*WORK REQUIRED*
Give the data below again exactly as written, without its pictures.

╭──

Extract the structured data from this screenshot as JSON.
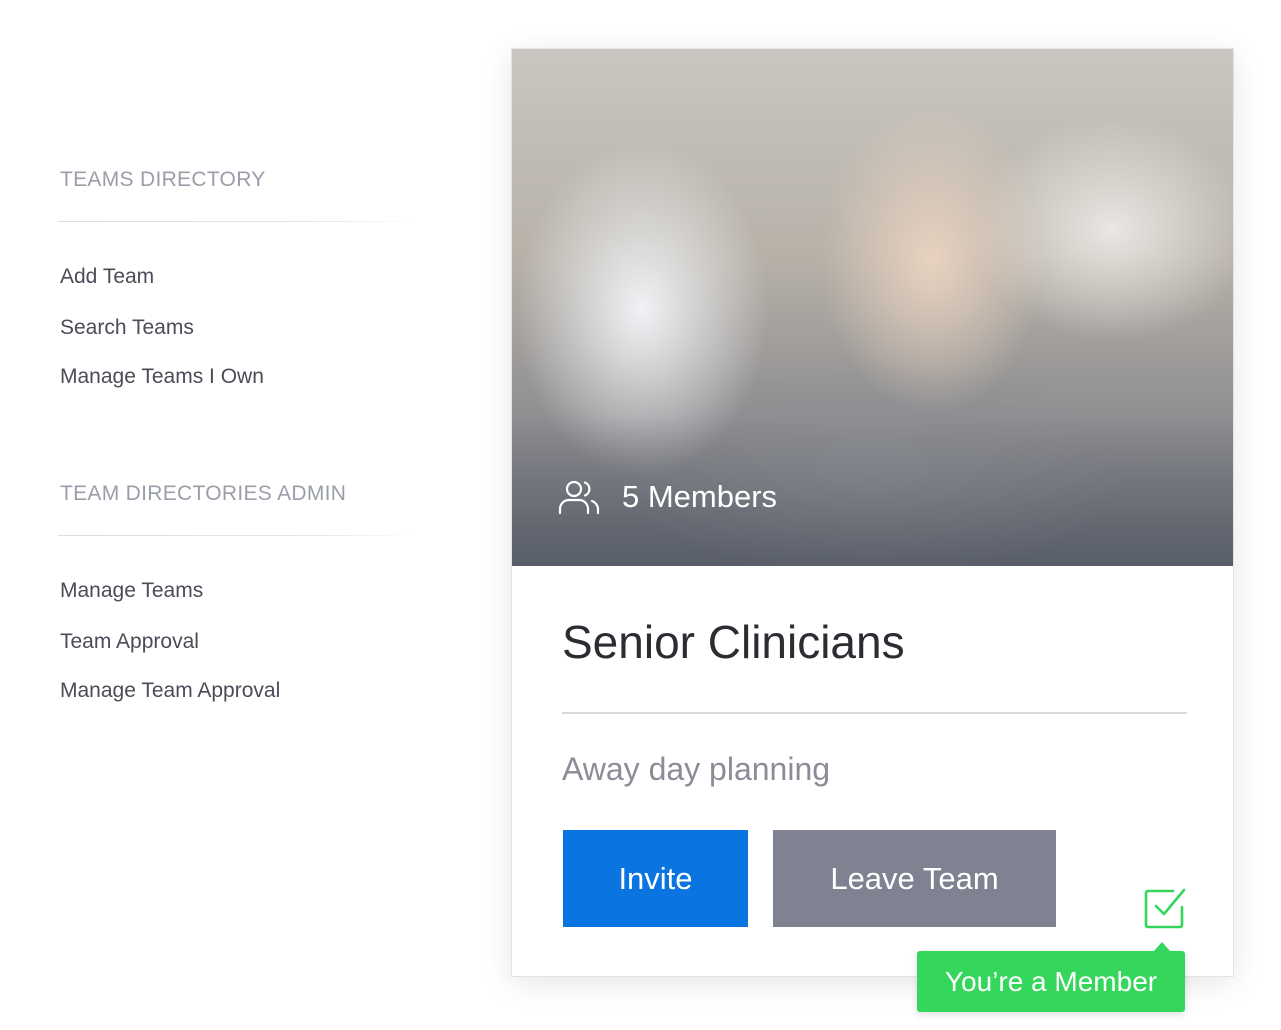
{
  "sidebar": {
    "sections": [
      {
        "title": "TEAMS DIRECTORY",
        "items": [
          "Add Team",
          "Search Teams",
          "Manage Teams I Own"
        ]
      },
      {
        "title": "TEAM DIRECTORIES ADMIN",
        "items": [
          "Manage Teams",
          "Team Approval",
          "Manage Team Approval"
        ]
      }
    ]
  },
  "card": {
    "members_icon": "users-icon",
    "members_label": "5 Members",
    "title": "Senior Clinicians",
    "subtitle": "Away day planning",
    "invite_label": "Invite",
    "leave_label": "Leave Team",
    "member_icon": "checkbox-checked-icon",
    "member_badge": "You’re a Member"
  },
  "colors": {
    "primary": "#0a74e0",
    "secondary": "#7e8291",
    "success": "#35d65c"
  }
}
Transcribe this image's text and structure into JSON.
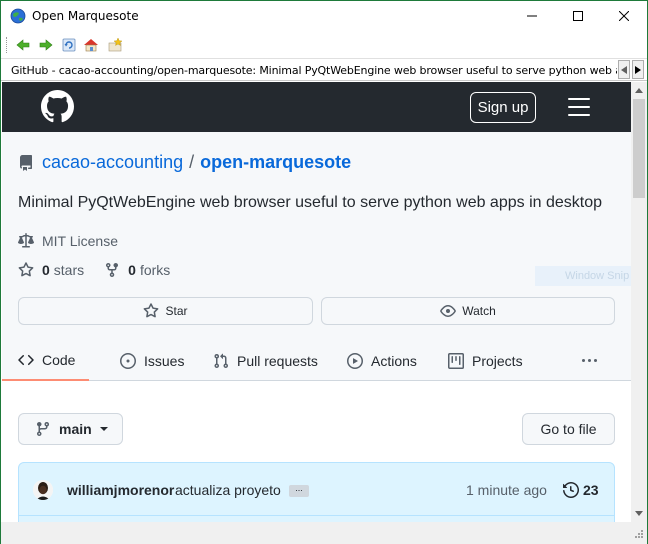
{
  "window": {
    "title": "Open Marquesote",
    "icon": "globe-icon"
  },
  "toolbar": {
    "items": [
      "back-arrow-icon",
      "forward-arrow-icon",
      "reload-icon",
      "home-icon",
      "bookmark-icon"
    ]
  },
  "address_bar": {
    "text": "GitHub - cacao-accounting/open-marquesote: Minimal PyQtWebEngine web browser useful to serve python web apps in desktop"
  },
  "header": {
    "signup_label": "Sign up"
  },
  "repo": {
    "owner": "cacao-accounting",
    "separator": "/",
    "name": "open-marquesote",
    "description": "Minimal PyQtWebEngine web browser useful to serve python web apps in desktop",
    "license": "MIT License",
    "stars_count": "0",
    "stars_label": "stars",
    "forks_count": "0",
    "forks_label": "forks",
    "star_button": "Star",
    "watch_button": "Watch"
  },
  "tabs": [
    {
      "label": "Code",
      "active": true,
      "icon": "code-icon"
    },
    {
      "label": "Issues",
      "active": false,
      "icon": "issue-icon"
    },
    {
      "label": "Pull requests",
      "active": false,
      "icon": "pull-request-icon"
    },
    {
      "label": "Actions",
      "active": false,
      "icon": "play-icon"
    },
    {
      "label": "Projects",
      "active": false,
      "icon": "project-icon"
    }
  ],
  "code": {
    "branch": "main",
    "go_to_file": "Go to file",
    "commit": {
      "author": "williamjmorenor",
      "message": "actualiza proyeto",
      "dots": "...",
      "time": "1 minute ago",
      "count": "23"
    }
  },
  "overlay": {
    "watermark": "Window Snip"
  },
  "colors": {
    "accent_link": "#0969da",
    "header_bg": "#24292f",
    "tab_underline": "#fd8c73",
    "commit_bg": "#ddf4ff",
    "window_border": "#1e7a3a"
  }
}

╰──

*SOLUTION*
Extract the structured data from this screenshot as JSON.
{
  "sidebar": {
    "sections": [
      {
        "title": "TEAMS DIRECTORY",
        "items": [
          "Add Team",
          "Search Teams",
          "Manage Teams I Own"
        ]
      },
      {
        "title": "TEAM DIRECTORIES ADMIN",
        "items": [
          "Manage Teams",
          "Team Approval",
          "Manage Team Approval"
        ]
      }
    ]
  },
  "card": {
    "members_icon": "users-icon",
    "members_label": "5 Members",
    "title": "Senior Clinicians",
    "subtitle": "Away day planning",
    "invite_label": "Invite",
    "leave_label": "Leave Team",
    "member_icon": "checkbox-checked-icon",
    "member_badge": "You’re a Member"
  },
  "colors": {
    "primary": "#0a74e0",
    "secondary": "#7e8291",
    "success": "#35d65c"
  }
}
Transcribe this image's text and structure into JSON.
{
  "window": {
    "title": "Open Marquesote",
    "icon": "globe-icon"
  },
  "toolbar": {
    "items": [
      "back-arrow-icon",
      "forward-arrow-icon",
      "reload-icon",
      "home-icon",
      "bookmark-icon"
    ]
  },
  "address_bar": {
    "text": "GitHub - cacao-accounting/open-marquesote: Minimal PyQtWebEngine web browser useful to serve python web apps in desktop"
  },
  "header": {
    "signup_label": "Sign up"
  },
  "repo": {
    "owner": "cacao-accounting",
    "separator": "/",
    "name": "open-marquesote",
    "description": "Minimal PyQtWebEngine web browser useful to serve python web apps in desktop",
    "license": "MIT License",
    "stars_count": "0",
    "stars_label": "stars",
    "forks_count": "0",
    "forks_label": "forks",
    "star_button": "Star",
    "watch_button": "Watch"
  },
  "tabs": [
    {
      "label": "Code",
      "active": true,
      "icon": "code-icon"
    },
    {
      "label": "Issues",
      "active": false,
      "icon": "issue-icon"
    },
    {
      "label": "Pull requests",
      "active": false,
      "icon": "pull-request-icon"
    },
    {
      "label": "Actions",
      "active": false,
      "icon": "play-icon"
    },
    {
      "label": "Projects",
      "active": false,
      "icon": "project-icon"
    }
  ],
  "code": {
    "branch": "main",
    "go_to_file": "Go to file",
    "commit": {
      "author": "williamjmorenor",
      "message": "actualiza proyeto",
      "dots": "...",
      "time": "1 minute ago",
      "count": "23"
    }
  },
  "overlay": {
    "watermark": "Window Snip"
  },
  "colors": {
    "accent_link": "#0969da",
    "header_bg": "#24292f",
    "tab_underline": "#fd8c73",
    "commit_bg": "#ddf4ff",
    "window_border": "#1e7a3a"
  }
}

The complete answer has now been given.